[Record set — start]
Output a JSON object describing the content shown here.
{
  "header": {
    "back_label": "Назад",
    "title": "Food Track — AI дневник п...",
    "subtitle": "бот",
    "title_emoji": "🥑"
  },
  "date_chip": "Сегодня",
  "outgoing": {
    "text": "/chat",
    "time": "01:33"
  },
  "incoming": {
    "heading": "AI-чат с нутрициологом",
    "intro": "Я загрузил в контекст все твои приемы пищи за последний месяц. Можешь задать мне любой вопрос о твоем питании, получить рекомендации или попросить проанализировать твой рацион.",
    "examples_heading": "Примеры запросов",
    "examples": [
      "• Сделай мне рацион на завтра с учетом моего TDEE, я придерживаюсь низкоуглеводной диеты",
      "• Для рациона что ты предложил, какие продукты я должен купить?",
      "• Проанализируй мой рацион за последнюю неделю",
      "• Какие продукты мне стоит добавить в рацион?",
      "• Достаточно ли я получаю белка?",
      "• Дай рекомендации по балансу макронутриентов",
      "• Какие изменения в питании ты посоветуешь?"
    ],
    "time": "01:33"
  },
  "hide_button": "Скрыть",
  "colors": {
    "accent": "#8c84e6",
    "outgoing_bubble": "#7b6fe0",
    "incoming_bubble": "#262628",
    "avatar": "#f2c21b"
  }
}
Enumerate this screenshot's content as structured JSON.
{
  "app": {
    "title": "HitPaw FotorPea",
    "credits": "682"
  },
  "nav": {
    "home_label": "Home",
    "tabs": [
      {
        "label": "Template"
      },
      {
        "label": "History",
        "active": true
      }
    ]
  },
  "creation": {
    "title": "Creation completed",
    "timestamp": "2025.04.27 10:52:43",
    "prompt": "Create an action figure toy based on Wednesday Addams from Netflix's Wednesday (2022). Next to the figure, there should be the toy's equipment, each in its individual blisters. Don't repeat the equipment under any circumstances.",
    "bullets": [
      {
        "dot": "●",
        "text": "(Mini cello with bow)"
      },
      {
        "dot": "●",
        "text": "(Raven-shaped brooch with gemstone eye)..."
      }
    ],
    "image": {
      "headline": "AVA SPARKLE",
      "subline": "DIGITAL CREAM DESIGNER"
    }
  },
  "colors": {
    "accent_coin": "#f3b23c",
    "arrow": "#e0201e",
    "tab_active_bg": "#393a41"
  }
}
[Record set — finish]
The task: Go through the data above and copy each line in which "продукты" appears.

Exercise result:
      "• Для рациона что ты предложил, какие продукты я должен купить?",
      "• Какие продукты мне стоит добавить в рацион?",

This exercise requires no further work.